### WHAT TO DO:
Go through the listing below and repeat it exactly, dropping the pictures.

### MATERIALS PROVIDED:
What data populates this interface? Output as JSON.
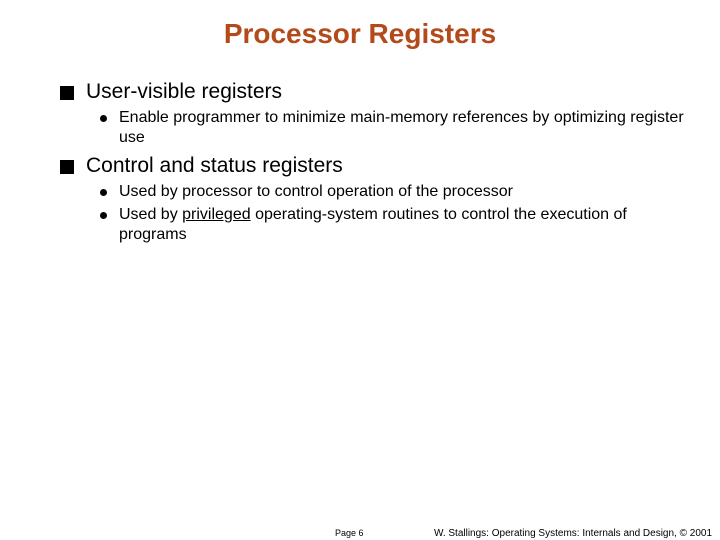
{
  "title": "Processor Registers",
  "items": [
    {
      "heading": "User-visible registers",
      "subs": [
        {
          "text": "Enable programmer to minimize main-memory references by optimizing register use"
        }
      ]
    },
    {
      "heading": "Control and status registers",
      "subs": [
        {
          "text": "Used by processor to control operation of the processor"
        },
        {
          "before": "Used by ",
          "underlined": "privileged",
          "after": " operating-system routines to control the execution of programs"
        }
      ]
    }
  ],
  "footer": {
    "page": "Page 6",
    "attribution": "W. Stallings: Operating Systems: Internals and Design, © 2001"
  }
}
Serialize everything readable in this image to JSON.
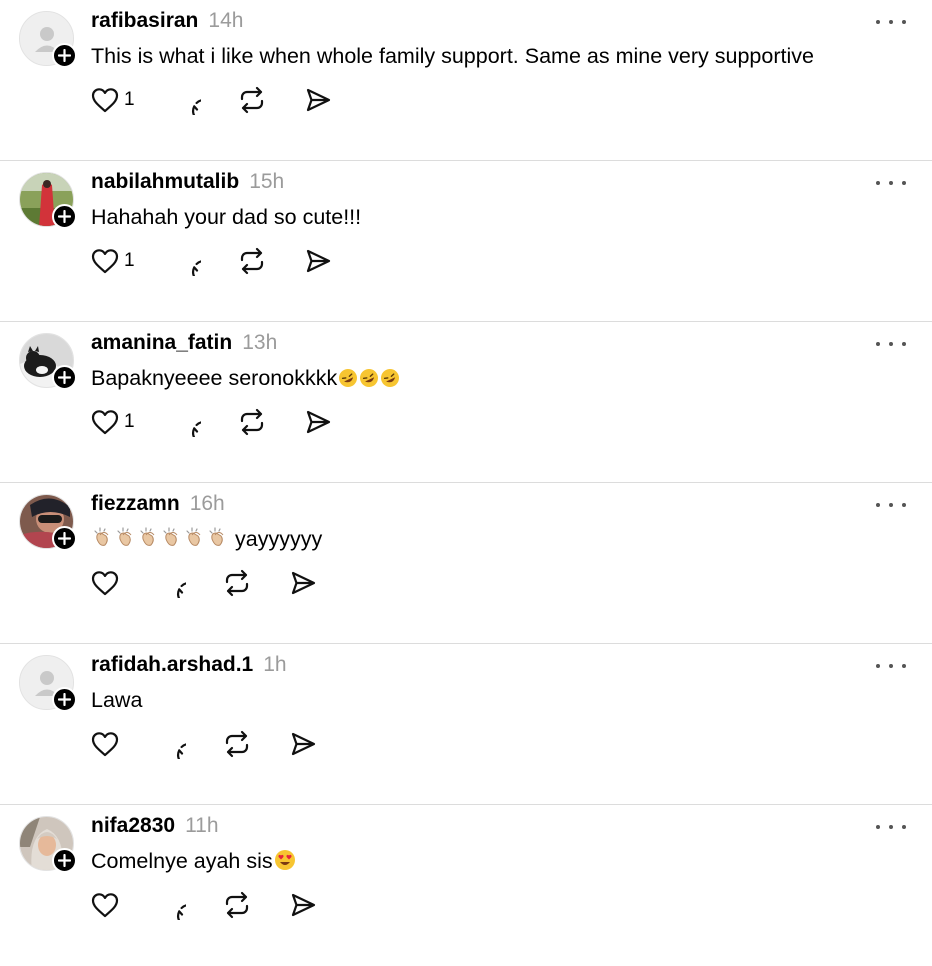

### SOLUTION TO THIS PROBLEM:
What data populates this interface? Output as JSON.
{
  "title": "Processor Registers",
  "items": [
    {
      "heading": "User-visible registers",
      "subs": [
        {
          "text": "Enable programmer to minimize main-memory references by optimizing register use"
        }
      ]
    },
    {
      "heading": "Control and status registers",
      "subs": [
        {
          "text": "Used by processor to control operation of the processor"
        },
        {
          "before": "Used by ",
          "underlined": "privileged",
          "after": " operating-system routines to control the execution of programs"
        }
      ]
    }
  ],
  "footer": {
    "page": "Page 6",
    "attribution": "W. Stallings: Operating Systems: Internals and Design, © 2001"
  }
}
Serialize everything readable in this image to JSON.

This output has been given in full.